Copy the records below exactly, but leave out any picture they contain.

*** Opening of Data shown ***

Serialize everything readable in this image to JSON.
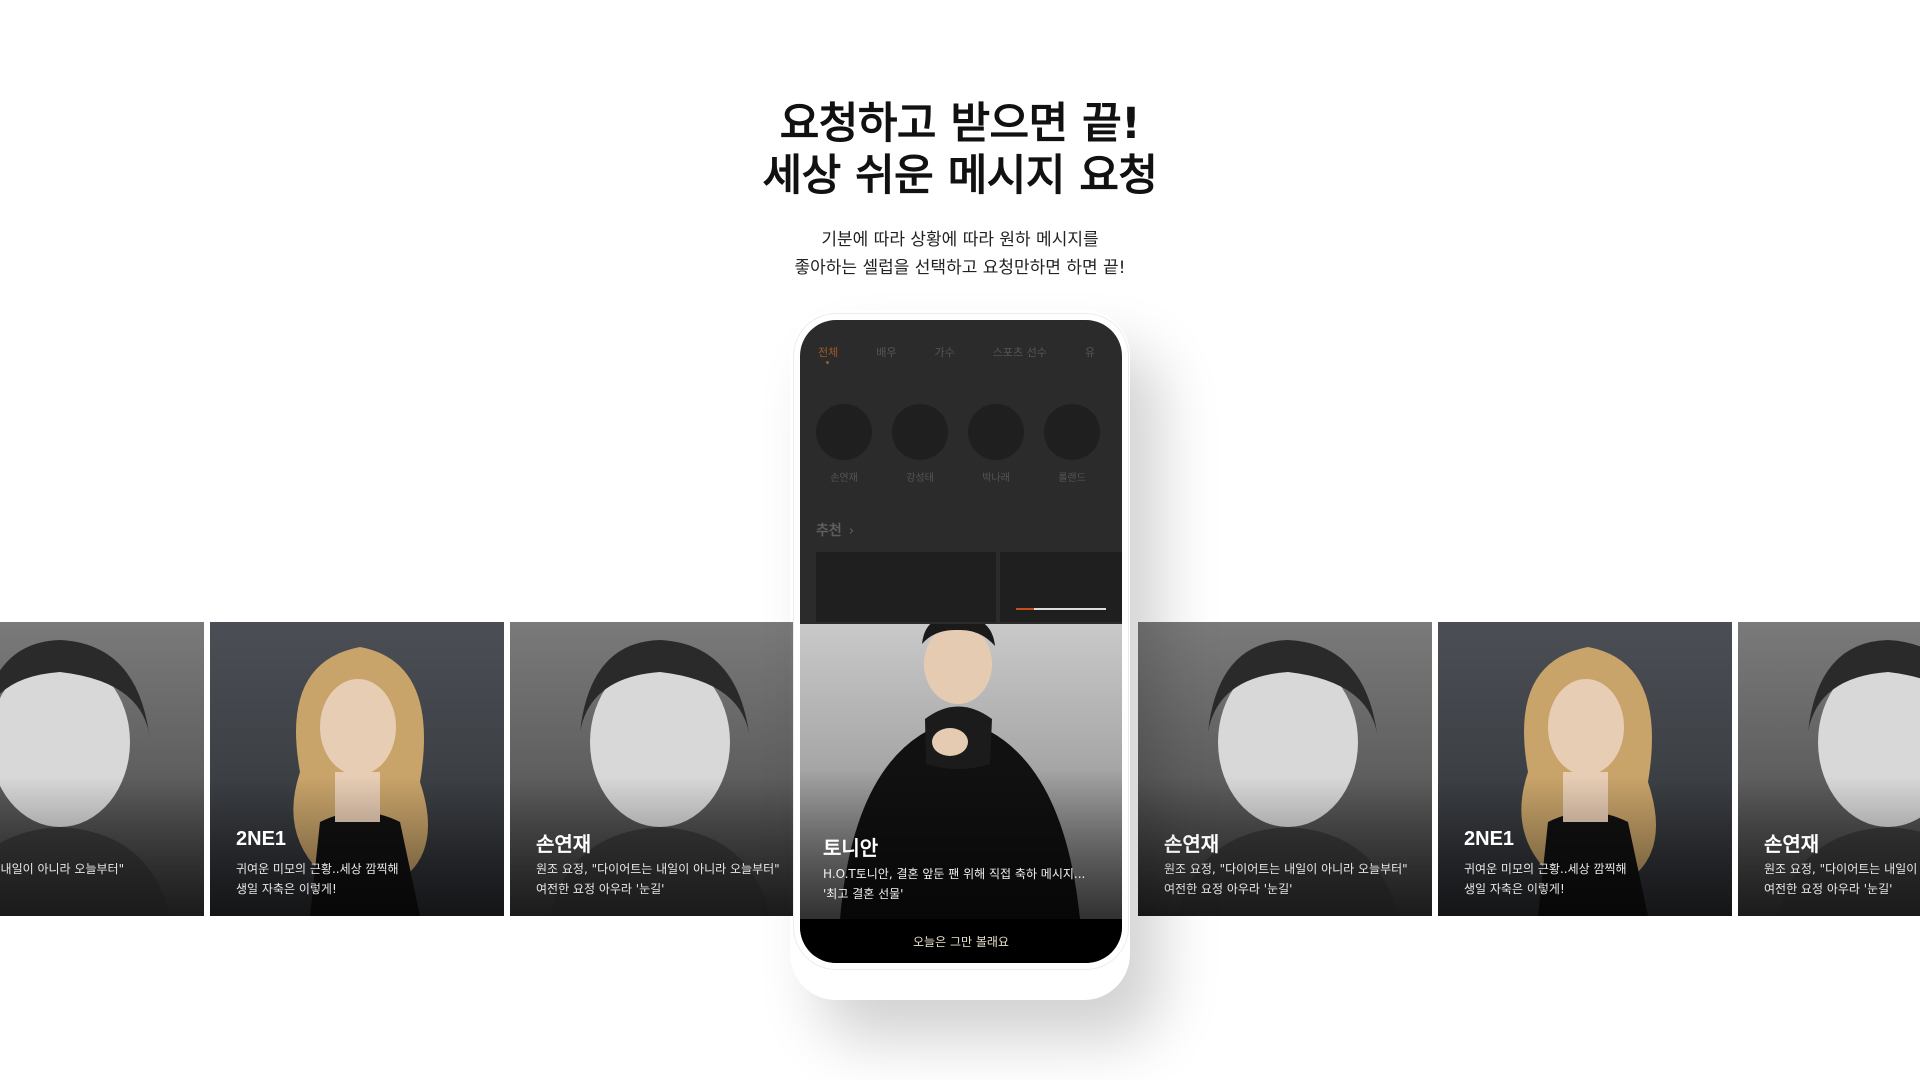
{
  "headline": {
    "line1": "요청하고 받으면 끝!",
    "line2": "세상 쉬운 메시지 요청",
    "sub1": "기분에 따라 상황에 따라 원하 메시지를",
    "sub2": "좋아하는 셀럽을 선택하고 요청만하면 하면 끝!"
  },
  "cards": [
    {
      "name": "",
      "desc": "\"다이어트는 내일이 아니라 오늘부터\"\n이라 '눈길'",
      "style": "bw"
    },
    {
      "name": "2NE1",
      "desc": "귀여운 미모의 근황..세상 깜찍해\n생일 자축은 이렇게!",
      "style": "color"
    },
    {
      "name": "손연재",
      "desc": "원조 요정, \"다이어트는 내일이 아니라 오늘부터\"\n여전한 요정 아우라 '눈길'",
      "style": "bw"
    }
  ],
  "cards_right": [
    {
      "name": "손연재",
      "desc": "원조 요정, \"다이어트는 내일이 아니라 오늘부터\"\n여전한 요정 아우라 '눈길'",
      "style": "bw"
    },
    {
      "name": "2NE1",
      "desc": "귀여운 미모의 근황..세상 깜찍해\n생일 자축은 이렇게!",
      "style": "color"
    },
    {
      "name": "손연재",
      "desc": "원조 요정, \"다이어트는 내일이 아니라 오늘부터\"\n여전한 요정 아우라 '눈길'",
      "style": "bw"
    }
  ],
  "phone": {
    "tabs": [
      "전체",
      "배우",
      "가수",
      "스포츠 선수",
      "유"
    ],
    "celebs": [
      "손연재",
      "강성태",
      "박나래",
      "롤랜드"
    ],
    "recommend_title": "추천",
    "progress": 0.2,
    "feature": {
      "name": "토니안",
      "desc": "H.O.T토니안, 결혼 앞둔 팬 위해 직접 축하 메시지...\n'최고 결혼 선물'"
    },
    "dismiss_label": "오늘은 그만 볼래요"
  },
  "colors": {
    "accent": "#e05a1e",
    "active_tab": "#9a5a2a"
  }
}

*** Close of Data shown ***

Result ::
Serialize everything readable in this image to JSON.
{
  "headline": {
    "line1": "요청하고 받으면 끝!",
    "line2": "세상 쉬운 메시지 요청",
    "sub1": "기분에 따라 상황에 따라 원하 메시지를",
    "sub2": "좋아하는 셀럽을 선택하고 요청만하면 하면 끝!"
  },
  "cards": [
    {
      "name": "",
      "desc": "\"다이어트는 내일이 아니라 오늘부터\"\n이라 '눈길'",
      "style": "bw"
    },
    {
      "name": "2NE1",
      "desc": "귀여운 미모의 근황..세상 깜찍해\n생일 자축은 이렇게!",
      "style": "color"
    },
    {
      "name": "손연재",
      "desc": "원조 요정, \"다이어트는 내일이 아니라 오늘부터\"\n여전한 요정 아우라 '눈길'",
      "style": "bw"
    }
  ],
  "cards_right": [
    {
      "name": "손연재",
      "desc": "원조 요정, \"다이어트는 내일이 아니라 오늘부터\"\n여전한 요정 아우라 '눈길'",
      "style": "bw"
    },
    {
      "name": "2NE1",
      "desc": "귀여운 미모의 근황..세상 깜찍해\n생일 자축은 이렇게!",
      "style": "color"
    },
    {
      "name": "손연재",
      "desc": "원조 요정, \"다이어트는 내일이 아니라 오늘부터\"\n여전한 요정 아우라 '눈길'",
      "style": "bw"
    }
  ],
  "phone": {
    "tabs": [
      "전체",
      "배우",
      "가수",
      "스포츠 선수",
      "유"
    ],
    "celebs": [
      "손연재",
      "강성태",
      "박나래",
      "롤랜드"
    ],
    "recommend_title": "추천",
    "progress": 0.2,
    "feature": {
      "name": "토니안",
      "desc": "H.O.T토니안, 결혼 앞둔 팬 위해 직접 축하 메시지...\n'최고 결혼 선물'"
    },
    "dismiss_label": "오늘은 그만 볼래요"
  },
  "colors": {
    "accent": "#e05a1e",
    "active_tab": "#9a5a2a"
  }
}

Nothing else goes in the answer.